- _TASK DETAILS_
From the entries below, extract every line that includes the word "kind".

################

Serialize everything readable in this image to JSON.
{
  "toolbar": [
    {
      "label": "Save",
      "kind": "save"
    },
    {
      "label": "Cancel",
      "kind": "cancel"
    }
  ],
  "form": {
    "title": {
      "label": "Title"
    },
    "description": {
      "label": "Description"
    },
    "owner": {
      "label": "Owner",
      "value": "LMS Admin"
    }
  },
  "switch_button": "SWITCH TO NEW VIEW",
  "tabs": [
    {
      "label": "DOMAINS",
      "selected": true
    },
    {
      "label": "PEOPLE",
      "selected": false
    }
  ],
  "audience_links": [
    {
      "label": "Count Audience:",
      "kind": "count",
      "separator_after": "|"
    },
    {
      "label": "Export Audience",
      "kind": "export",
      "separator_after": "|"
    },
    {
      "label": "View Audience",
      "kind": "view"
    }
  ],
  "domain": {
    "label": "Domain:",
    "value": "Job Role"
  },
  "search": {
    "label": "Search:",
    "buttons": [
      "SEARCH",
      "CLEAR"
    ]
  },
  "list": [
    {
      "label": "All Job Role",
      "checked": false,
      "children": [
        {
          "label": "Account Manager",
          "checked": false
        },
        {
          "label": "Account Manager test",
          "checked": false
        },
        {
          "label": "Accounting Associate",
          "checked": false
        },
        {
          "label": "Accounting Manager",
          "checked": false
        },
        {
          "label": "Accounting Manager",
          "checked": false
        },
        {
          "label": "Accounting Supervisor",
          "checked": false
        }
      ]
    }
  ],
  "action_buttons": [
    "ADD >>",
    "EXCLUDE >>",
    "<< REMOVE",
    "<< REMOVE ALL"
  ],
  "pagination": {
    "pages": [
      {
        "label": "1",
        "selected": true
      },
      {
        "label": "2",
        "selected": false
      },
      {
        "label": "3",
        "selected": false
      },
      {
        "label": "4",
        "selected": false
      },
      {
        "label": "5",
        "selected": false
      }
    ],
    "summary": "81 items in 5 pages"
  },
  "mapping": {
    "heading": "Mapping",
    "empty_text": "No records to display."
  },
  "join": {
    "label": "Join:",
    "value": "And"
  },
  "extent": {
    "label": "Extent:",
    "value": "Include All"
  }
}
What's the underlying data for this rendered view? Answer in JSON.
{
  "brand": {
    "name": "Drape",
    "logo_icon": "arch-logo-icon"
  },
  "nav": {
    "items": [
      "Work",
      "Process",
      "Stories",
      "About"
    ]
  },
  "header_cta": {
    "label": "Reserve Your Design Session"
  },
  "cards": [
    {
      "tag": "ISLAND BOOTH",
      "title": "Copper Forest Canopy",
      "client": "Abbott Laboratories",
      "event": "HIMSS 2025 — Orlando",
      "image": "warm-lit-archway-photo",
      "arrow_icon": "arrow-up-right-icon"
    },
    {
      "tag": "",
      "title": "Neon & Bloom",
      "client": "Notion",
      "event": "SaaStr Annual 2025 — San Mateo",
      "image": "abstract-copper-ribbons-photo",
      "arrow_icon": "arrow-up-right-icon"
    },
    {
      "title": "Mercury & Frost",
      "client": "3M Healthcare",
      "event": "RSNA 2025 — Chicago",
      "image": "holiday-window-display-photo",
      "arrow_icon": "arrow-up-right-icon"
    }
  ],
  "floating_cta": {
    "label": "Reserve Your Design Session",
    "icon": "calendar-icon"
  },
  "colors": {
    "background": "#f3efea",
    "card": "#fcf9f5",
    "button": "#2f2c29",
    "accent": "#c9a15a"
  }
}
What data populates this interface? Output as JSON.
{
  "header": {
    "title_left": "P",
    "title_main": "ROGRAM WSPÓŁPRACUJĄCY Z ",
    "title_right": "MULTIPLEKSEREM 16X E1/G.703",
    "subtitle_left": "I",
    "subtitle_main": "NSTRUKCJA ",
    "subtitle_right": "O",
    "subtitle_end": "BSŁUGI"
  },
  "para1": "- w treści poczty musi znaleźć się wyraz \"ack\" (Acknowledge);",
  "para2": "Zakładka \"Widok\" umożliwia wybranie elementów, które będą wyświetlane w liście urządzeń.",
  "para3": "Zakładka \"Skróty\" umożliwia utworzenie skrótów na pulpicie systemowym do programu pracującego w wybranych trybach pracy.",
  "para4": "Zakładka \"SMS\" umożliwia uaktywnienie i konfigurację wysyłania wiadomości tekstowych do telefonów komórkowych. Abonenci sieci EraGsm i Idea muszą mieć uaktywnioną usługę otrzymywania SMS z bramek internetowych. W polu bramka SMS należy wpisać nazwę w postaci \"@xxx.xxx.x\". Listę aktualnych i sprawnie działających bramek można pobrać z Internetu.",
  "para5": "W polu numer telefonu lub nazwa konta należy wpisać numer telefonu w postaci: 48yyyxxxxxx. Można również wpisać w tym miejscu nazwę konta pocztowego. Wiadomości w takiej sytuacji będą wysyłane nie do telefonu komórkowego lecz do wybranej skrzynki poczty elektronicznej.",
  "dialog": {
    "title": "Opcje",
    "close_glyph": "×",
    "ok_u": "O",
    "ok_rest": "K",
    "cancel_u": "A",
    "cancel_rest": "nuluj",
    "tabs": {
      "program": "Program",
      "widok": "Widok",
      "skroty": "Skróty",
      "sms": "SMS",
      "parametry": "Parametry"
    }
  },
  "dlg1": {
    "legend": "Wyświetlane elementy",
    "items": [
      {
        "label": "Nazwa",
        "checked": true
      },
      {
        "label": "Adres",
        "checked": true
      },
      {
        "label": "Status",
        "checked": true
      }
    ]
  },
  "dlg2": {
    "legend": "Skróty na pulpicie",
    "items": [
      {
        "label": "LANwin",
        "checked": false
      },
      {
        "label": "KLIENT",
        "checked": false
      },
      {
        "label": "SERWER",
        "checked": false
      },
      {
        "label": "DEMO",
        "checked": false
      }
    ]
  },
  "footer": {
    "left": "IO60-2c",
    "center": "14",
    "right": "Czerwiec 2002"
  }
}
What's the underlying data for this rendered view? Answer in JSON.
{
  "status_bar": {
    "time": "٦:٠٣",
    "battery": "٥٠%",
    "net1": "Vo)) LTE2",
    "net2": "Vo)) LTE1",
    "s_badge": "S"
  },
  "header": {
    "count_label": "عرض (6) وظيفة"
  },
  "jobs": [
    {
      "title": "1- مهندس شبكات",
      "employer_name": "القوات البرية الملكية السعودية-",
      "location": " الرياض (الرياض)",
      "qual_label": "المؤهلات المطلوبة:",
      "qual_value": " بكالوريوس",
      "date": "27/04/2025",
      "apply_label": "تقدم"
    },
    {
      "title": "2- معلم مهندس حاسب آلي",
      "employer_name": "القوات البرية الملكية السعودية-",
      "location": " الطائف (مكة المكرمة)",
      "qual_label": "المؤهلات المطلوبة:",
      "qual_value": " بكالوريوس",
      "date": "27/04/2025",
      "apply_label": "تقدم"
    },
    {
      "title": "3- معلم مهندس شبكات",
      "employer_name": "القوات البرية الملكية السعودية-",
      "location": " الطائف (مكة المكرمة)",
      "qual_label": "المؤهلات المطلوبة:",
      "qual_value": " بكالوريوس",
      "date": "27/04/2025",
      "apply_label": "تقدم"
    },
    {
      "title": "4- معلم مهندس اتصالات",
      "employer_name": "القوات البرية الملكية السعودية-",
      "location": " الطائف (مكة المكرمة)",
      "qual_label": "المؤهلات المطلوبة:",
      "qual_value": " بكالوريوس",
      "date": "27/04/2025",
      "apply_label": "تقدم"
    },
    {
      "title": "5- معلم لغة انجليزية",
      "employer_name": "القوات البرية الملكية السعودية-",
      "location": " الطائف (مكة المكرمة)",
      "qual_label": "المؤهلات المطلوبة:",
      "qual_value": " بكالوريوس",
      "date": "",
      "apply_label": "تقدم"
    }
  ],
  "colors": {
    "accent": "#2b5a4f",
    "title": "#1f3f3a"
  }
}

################

- _RESPONSE TO THE EXERCISE_
      "kind": "save"
      "kind": "cancel"
      "kind": "count",
      "kind": "export",
      "kind": "view"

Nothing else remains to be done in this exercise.